:: TRY IT ::
All entries below are to be reproduced exactly.
-------- RECORDED INFORMATION
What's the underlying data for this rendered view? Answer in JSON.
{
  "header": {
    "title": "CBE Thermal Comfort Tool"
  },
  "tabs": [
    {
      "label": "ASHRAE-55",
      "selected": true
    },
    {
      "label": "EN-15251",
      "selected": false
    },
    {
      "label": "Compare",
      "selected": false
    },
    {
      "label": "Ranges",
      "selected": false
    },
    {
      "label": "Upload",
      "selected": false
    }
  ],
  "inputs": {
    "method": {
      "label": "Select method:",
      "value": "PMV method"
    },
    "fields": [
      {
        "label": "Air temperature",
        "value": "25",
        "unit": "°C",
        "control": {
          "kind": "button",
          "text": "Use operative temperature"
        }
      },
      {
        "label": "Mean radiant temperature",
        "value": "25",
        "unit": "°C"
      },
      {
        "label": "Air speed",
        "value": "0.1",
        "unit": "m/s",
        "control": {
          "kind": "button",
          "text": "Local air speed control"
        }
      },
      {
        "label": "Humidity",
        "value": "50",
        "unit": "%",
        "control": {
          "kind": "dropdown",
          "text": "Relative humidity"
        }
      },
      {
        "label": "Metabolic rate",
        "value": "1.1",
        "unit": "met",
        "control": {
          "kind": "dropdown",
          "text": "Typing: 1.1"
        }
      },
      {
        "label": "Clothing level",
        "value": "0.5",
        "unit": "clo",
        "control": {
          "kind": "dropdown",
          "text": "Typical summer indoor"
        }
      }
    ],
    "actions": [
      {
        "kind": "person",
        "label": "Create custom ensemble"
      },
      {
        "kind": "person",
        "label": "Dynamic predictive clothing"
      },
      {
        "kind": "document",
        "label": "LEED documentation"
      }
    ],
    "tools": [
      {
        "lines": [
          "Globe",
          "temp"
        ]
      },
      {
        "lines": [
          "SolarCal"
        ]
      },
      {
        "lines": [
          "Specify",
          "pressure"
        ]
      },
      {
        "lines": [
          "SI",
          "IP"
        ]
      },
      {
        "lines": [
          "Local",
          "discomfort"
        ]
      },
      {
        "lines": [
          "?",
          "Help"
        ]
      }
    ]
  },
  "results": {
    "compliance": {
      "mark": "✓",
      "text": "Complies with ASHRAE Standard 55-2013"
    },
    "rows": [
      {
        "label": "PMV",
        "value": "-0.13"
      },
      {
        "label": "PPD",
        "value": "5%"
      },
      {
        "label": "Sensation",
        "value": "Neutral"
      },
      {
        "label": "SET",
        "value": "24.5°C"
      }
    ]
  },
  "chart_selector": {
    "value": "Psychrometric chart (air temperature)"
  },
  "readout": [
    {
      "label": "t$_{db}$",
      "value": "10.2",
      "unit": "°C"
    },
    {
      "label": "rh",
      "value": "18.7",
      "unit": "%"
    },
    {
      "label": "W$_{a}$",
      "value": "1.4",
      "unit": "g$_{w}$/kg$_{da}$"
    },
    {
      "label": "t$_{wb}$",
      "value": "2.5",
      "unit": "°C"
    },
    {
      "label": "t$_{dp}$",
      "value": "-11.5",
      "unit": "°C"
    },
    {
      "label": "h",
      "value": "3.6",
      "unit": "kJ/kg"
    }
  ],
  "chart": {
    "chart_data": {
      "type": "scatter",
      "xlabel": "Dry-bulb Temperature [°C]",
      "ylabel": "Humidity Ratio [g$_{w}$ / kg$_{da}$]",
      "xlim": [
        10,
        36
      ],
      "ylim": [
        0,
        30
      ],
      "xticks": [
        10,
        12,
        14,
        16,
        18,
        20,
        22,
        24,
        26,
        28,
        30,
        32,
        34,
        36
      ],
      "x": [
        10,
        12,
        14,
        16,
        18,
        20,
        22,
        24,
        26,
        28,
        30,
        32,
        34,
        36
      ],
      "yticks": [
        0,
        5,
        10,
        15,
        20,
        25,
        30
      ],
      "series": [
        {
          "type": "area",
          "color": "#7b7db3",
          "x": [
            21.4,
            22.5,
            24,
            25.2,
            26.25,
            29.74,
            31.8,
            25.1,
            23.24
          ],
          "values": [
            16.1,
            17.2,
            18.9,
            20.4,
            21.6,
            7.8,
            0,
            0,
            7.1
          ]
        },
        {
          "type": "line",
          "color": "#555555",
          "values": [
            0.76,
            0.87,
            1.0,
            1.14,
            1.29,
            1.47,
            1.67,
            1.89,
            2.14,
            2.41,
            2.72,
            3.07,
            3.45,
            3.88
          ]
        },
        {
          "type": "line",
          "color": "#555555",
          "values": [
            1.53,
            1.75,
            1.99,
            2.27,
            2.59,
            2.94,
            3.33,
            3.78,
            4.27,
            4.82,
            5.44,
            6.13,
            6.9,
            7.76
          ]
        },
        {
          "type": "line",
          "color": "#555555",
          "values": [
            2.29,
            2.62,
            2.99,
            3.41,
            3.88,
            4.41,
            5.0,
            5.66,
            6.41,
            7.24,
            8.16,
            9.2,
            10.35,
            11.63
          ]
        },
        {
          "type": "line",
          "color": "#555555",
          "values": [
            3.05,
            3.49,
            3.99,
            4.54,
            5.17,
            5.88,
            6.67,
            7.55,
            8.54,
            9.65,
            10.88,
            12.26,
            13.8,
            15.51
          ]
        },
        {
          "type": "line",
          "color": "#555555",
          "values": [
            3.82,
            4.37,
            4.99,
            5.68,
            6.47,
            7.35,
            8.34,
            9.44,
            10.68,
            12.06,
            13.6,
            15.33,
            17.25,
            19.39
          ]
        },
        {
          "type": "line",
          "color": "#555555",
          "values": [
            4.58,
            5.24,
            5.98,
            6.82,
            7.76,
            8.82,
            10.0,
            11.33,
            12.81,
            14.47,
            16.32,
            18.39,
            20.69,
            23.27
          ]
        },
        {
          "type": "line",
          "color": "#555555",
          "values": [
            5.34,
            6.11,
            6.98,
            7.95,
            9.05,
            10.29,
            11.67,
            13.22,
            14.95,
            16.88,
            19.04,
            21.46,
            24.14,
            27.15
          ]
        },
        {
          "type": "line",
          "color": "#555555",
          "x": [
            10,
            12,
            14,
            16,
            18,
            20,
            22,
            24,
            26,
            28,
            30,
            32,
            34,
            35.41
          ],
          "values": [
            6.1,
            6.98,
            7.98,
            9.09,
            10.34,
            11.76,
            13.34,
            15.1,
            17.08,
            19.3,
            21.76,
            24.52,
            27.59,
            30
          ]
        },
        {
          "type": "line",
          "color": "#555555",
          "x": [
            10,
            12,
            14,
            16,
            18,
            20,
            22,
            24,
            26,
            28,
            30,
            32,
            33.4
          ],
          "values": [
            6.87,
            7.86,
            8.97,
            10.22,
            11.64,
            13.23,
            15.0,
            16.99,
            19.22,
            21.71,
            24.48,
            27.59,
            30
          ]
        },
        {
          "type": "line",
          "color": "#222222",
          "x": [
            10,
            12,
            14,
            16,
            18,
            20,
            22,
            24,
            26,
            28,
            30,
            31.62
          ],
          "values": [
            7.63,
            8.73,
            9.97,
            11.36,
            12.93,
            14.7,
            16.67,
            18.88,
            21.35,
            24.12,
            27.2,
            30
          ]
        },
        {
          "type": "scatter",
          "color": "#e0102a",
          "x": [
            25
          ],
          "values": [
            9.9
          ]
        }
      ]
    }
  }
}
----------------
:: EXERCISE RESULT ::
What's the underlying data for this rendered view? Answer in JSON.
{
  "header": {
    "title": "CBE Thermal Comfort Tool"
  },
  "tabs": [
    {
      "label": "ASHRAE-55",
      "selected": true
    },
    {
      "label": "EN-15251",
      "selected": false
    },
    {
      "label": "Compare",
      "selected": false
    },
    {
      "label": "Ranges",
      "selected": false
    },
    {
      "label": "Upload",
      "selected": false
    }
  ],
  "inputs": {
    "method": {
      "label": "Select method:",
      "value": "PMV method"
    },
    "fields": [
      {
        "label": "Air temperature",
        "value": "25",
        "unit": "°C",
        "control": {
          "kind": "button",
          "text": "Use operative temperature"
        }
      },
      {
        "label": "Mean radiant temperature",
        "value": "25",
        "unit": "°C"
      },
      {
        "label": "Air speed",
        "value": "0.1",
        "unit": "m/s",
        "control": {
          "kind": "button",
          "text": "Local air speed control"
        }
      },
      {
        "label": "Humidity",
        "value": "50",
        "unit": "%",
        "control": {
          "kind": "dropdown",
          "text": "Relative humidity"
        }
      },
      {
        "label": "Metabolic rate",
        "value": "1.1",
        "unit": "met",
        "control": {
          "kind": "dropdown",
          "text": "Typing: 1.1"
        }
      },
      {
        "label": "Clothing level",
        "value": "0.5",
        "unit": "clo",
        "control": {
          "kind": "dropdown",
          "text": "Typical summer indoor"
        }
      }
    ],
    "actions": [
      {
        "kind": "person",
        "label": "Create custom ensemble"
      },
      {
        "kind": "person",
        "label": "Dynamic predictive clothing"
      },
      {
        "kind": "document",
        "label": "LEED documentation"
      }
    ],
    "tools": [
      {
        "lines": [
          "Globe",
          "temp"
        ]
      },
      {
        "lines": [
          "SolarCal"
        ]
      },
      {
        "lines": [
          "Specify",
          "pressure"
        ]
      },
      {
        "lines": [
          "SI",
          "IP"
        ]
      },
      {
        "lines": [
          "Local",
          "discomfort"
        ]
      },
      {
        "lines": [
          "?",
          "Help"
        ]
      }
    ]
  },
  "results": {
    "compliance": {
      "mark": "✓",
      "text": "Complies with ASHRAE Standard 55-2013"
    },
    "rows": [
      {
        "label": "PMV",
        "value": "-0.13"
      },
      {
        "label": "PPD",
        "value": "5%"
      },
      {
        "label": "Sensation",
        "value": "Neutral"
      },
      {
        "label": "SET",
        "value": "24.5°C"
      }
    ]
  },
  "chart_selector": {
    "value": "Psychrometric chart (air temperature)"
  },
  "readout": [
    {
      "label": "t$_{db}$",
      "value": "10.2",
      "unit": "°C"
    },
    {
      "label": "rh",
      "value": "18.7",
      "unit": "%"
    },
    {
      "label": "W$_{a}$",
      "value": "1.4",
      "unit": "g$_{w}$/kg$_{da}$"
    },
    {
      "label": "t$_{wb}$",
      "value": "2.5",
      "unit": "°C"
    },
    {
      "label": "t$_{dp}$",
      "value": "-11.5",
      "unit": "°C"
    },
    {
      "label": "h",
      "value": "3.6",
      "unit": "kJ/kg"
    }
  ],
  "chart": {
    "chart_data": {
      "type": "scatter",
      "xlabel": "Dry-bulb Temperature [°C]",
      "ylabel": "Humidity Ratio [g$_{w}$ / kg$_{da}$]",
      "xlim": [
        10,
        36
      ],
      "ylim": [
        0,
        30
      ],
      "xticks": [
        10,
        12,
        14,
        16,
        18,
        20,
        22,
        24,
        26,
        28,
        30,
        32,
        34,
        36
      ],
      "x": [
        10,
        12,
        14,
        16,
        18,
        20,
        22,
        24,
        26,
        28,
        30,
        32,
        34,
        36
      ],
      "yticks": [
        0,
        5,
        10,
        15,
        20,
        25,
        30
      ],
      "series": [
        {
          "type": "area",
          "color": "#7b7db3",
          "x": [
            21.4,
            22.5,
            24,
            25.2,
            26.25,
            29.74,
            31.8,
            25.1,
            23.24
          ],
          "values": [
            16.1,
            17.2,
            18.9,
            20.4,
            21.6,
            7.8,
            0,
            0,
            7.1
          ]
        },
        {
          "type": "line",
          "color": "#555555",
          "values": [
            0.76,
            0.87,
            1.0,
            1.14,
            1.29,
            1.47,
            1.67,
            1.89,
            2.14,
            2.41,
            2.72,
            3.07,
            3.45,
            3.88
          ]
        },
        {
          "type": "line",
          "color": "#555555",
          "values": [
            1.53,
            1.75,
            1.99,
            2.27,
            2.59,
            2.94,
            3.33,
            3.78,
            4.27,
            4.82,
            5.44,
            6.13,
            6.9,
            7.76
          ]
        },
        {
          "type": "line",
          "color": "#555555",
          "values": [
            2.29,
            2.62,
            2.99,
            3.41,
            3.88,
            4.41,
            5.0,
            5.66,
            6.41,
            7.24,
            8.16,
            9.2,
            10.35,
            11.63
          ]
        },
        {
          "type": "line",
          "color": "#555555",
          "values": [
            3.05,
            3.49,
            3.99,
            4.54,
            5.17,
            5.88,
            6.67,
            7.55,
            8.54,
            9.65,
            10.88,
            12.26,
            13.8,
            15.51
          ]
        },
        {
          "type": "line",
          "color": "#555555",
          "values": [
            3.82,
            4.37,
            4.99,
            5.68,
            6.47,
            7.35,
            8.34,
            9.44,
            10.68,
            12.06,
            13.6,
            15.33,
            17.25,
            19.39
          ]
        },
        {
          "type": "line",
          "color": "#555555",
          "values": [
            4.58,
            5.24,
            5.98,
            6.82,
            7.76,
            8.82,
            10.0,
            11.33,
            12.81,
            14.47,
            16.32,
            18.39,
            20.69,
            23.27
          ]
        },
        {
          "type": "line",
          "color": "#555555",
          "values": [
            5.34,
            6.11,
            6.98,
            7.95,
            9.05,
            10.29,
            11.67,
            13.22,
            14.95,
            16.88,
            19.04,
            21.46,
            24.14,
            27.15
          ]
        },
        {
          "type": "line",
          "color": "#555555",
          "x": [
            10,
            12,
            14,
            16,
            18,
            20,
            22,
            24,
            26,
            28,
            30,
            32,
            34,
            35.41
          ],
          "values": [
            6.1,
            6.98,
            7.98,
            9.09,
            10.34,
            11.76,
            13.34,
            15.1,
            17.08,
            19.3,
            21.76,
            24.52,
            27.59,
            30
          ]
        },
        {
          "type": "line",
          "color": "#555555",
          "x": [
            10,
            12,
            14,
            16,
            18,
            20,
            22,
            24,
            26,
            28,
            30,
            32,
            33.4
          ],
          "values": [
            6.87,
            7.86,
            8.97,
            10.22,
            11.64,
            13.23,
            15.0,
            16.99,
            19.22,
            21.71,
            24.48,
            27.59,
            30
          ]
        },
        {
          "type": "line",
          "color": "#222222",
          "x": [
            10,
            12,
            14,
            16,
            18,
            20,
            22,
            24,
            26,
            28,
            30,
            31.62
          ],
          "values": [
            7.63,
            8.73,
            9.97,
            11.36,
            12.93,
            14.7,
            16.67,
            18.88,
            21.35,
            24.12,
            27.2,
            30
          ]
        },
        {
          "type": "scatter",
          "color": "#e0102a",
          "x": [
            25
          ],
          "values": [
            9.9
          ]
        }
      ]
    }
  }
}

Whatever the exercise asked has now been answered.